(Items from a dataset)
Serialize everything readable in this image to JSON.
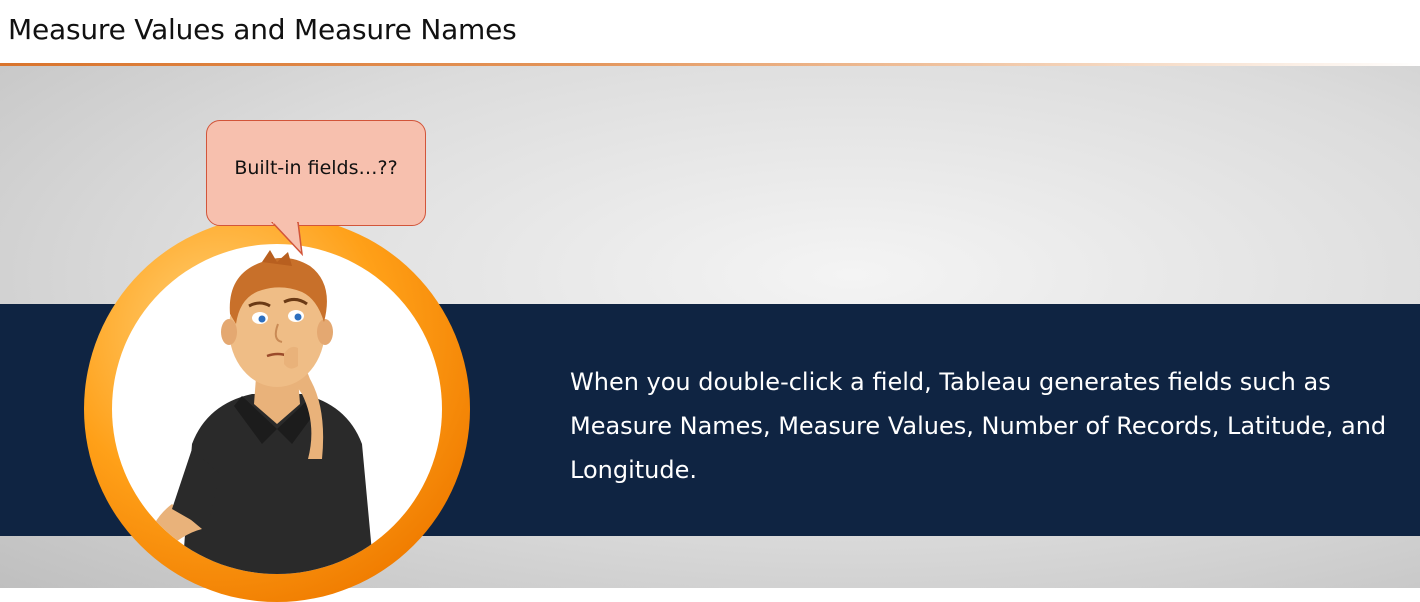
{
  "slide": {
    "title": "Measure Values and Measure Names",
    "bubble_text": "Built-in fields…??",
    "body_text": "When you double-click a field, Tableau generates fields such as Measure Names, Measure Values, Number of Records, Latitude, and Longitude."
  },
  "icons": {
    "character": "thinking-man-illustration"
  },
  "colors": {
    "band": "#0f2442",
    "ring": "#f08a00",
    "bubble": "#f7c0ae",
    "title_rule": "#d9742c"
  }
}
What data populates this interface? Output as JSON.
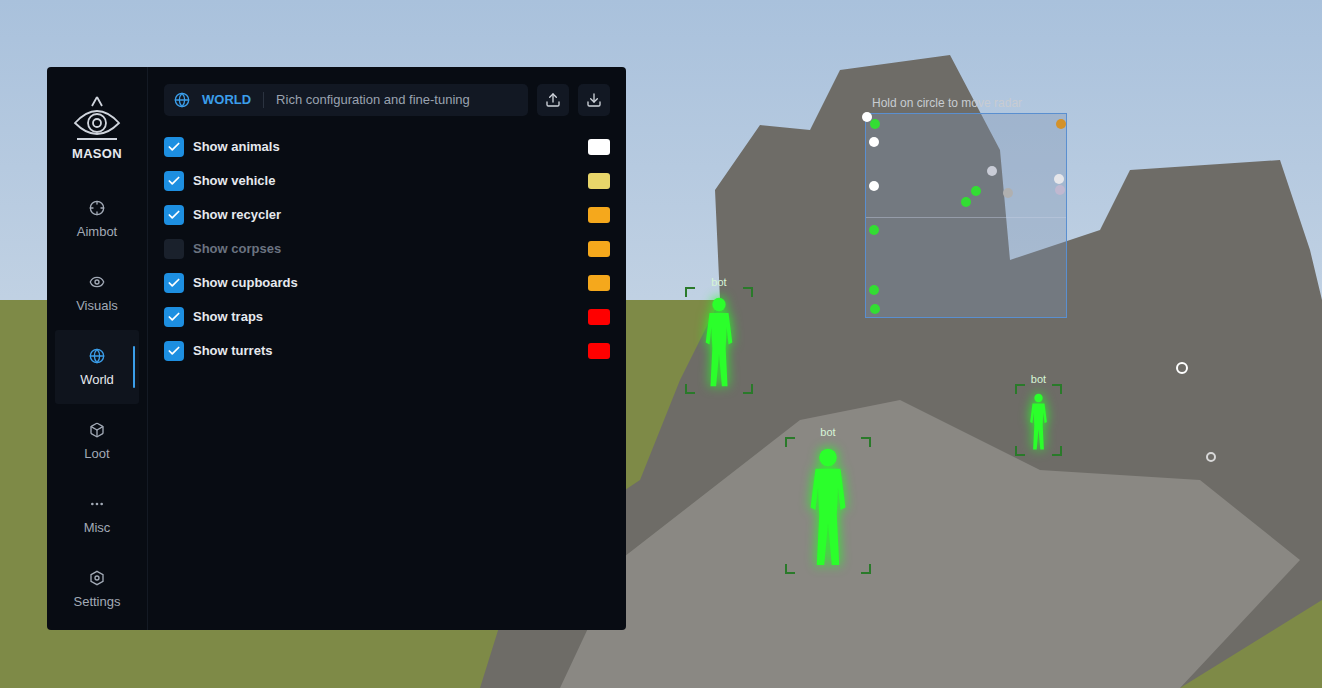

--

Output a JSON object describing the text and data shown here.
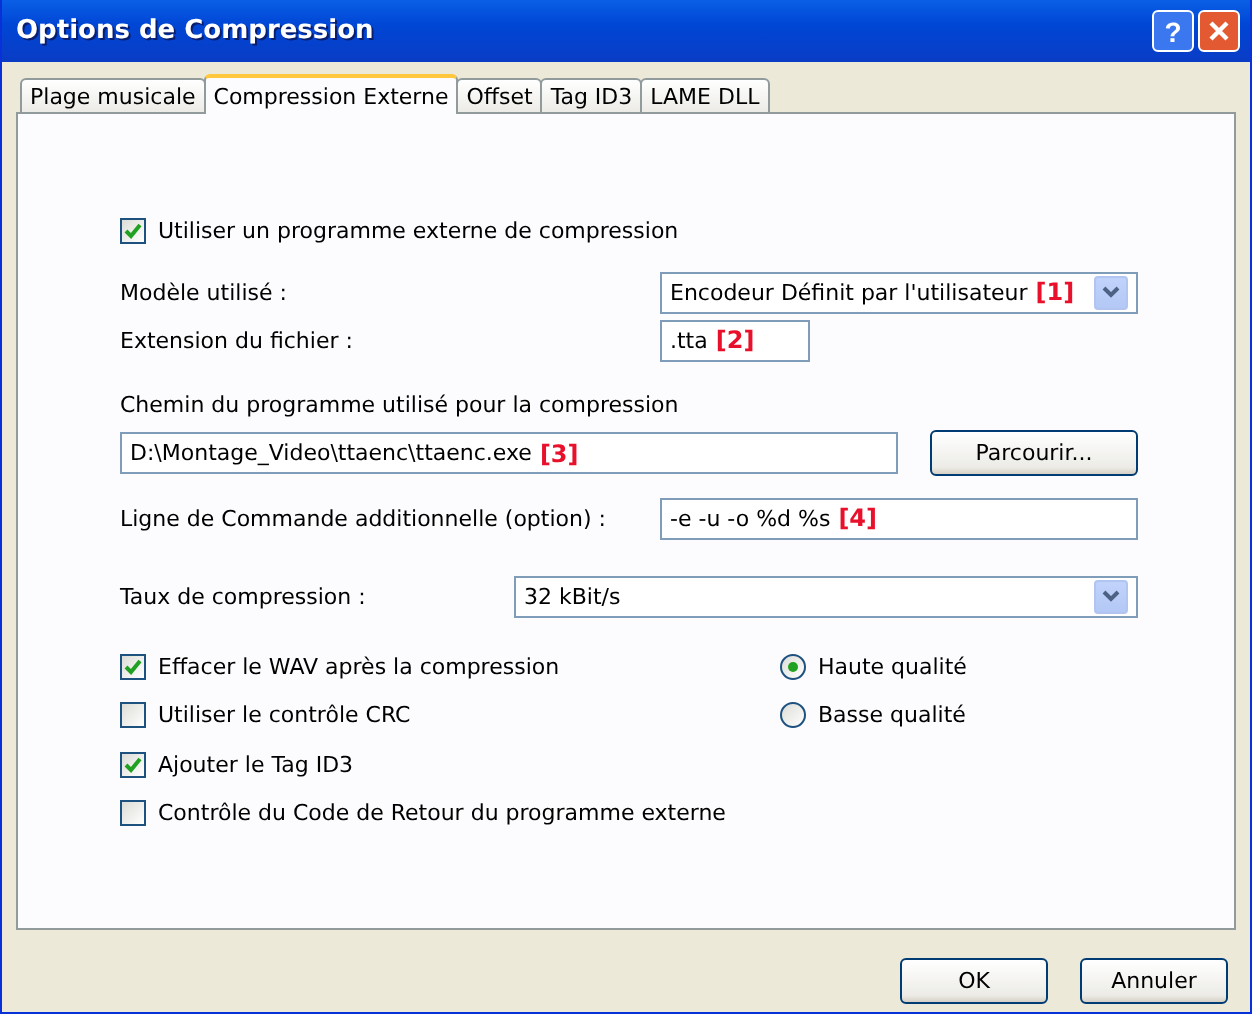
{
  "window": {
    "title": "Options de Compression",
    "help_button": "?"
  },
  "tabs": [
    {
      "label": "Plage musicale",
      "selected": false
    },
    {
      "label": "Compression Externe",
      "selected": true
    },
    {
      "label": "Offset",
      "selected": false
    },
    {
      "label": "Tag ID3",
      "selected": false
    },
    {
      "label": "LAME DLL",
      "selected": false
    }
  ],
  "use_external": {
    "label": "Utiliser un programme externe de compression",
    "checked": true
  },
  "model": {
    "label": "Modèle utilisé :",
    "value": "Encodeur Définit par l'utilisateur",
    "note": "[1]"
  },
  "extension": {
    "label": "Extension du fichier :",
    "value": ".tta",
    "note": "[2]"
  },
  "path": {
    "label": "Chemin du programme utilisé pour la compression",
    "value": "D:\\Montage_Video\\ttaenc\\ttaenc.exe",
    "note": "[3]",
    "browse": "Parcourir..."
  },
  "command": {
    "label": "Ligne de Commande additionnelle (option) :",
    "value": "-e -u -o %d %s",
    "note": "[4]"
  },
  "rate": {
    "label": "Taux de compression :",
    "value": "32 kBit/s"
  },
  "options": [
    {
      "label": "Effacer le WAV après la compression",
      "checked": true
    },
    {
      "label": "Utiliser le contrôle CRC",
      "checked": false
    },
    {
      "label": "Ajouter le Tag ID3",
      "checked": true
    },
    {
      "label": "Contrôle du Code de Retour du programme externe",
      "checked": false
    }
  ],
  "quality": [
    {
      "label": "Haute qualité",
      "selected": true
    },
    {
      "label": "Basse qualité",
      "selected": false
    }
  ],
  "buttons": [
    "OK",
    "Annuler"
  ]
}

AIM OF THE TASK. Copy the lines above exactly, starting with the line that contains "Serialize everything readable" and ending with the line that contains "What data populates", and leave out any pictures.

TASK RESPONSE.
Serialize everything readable in this image to JSON.
{
  "slide": {
    "title": "Measure Values and Measure Names",
    "bubble_text": "Built-in fields…??",
    "body_text": "When you double-click a field, Tableau generates fields such as Measure Names, Measure Values, Number of Records, Latitude, and Longitude."
  },
  "icons": {
    "character": "thinking-man-illustration"
  },
  "colors": {
    "band": "#0f2442",
    "ring": "#f08a00",
    "bubble": "#f7c0ae",
    "title_rule": "#d9742c"
  }
}
What data populates this interface? Output as JSON.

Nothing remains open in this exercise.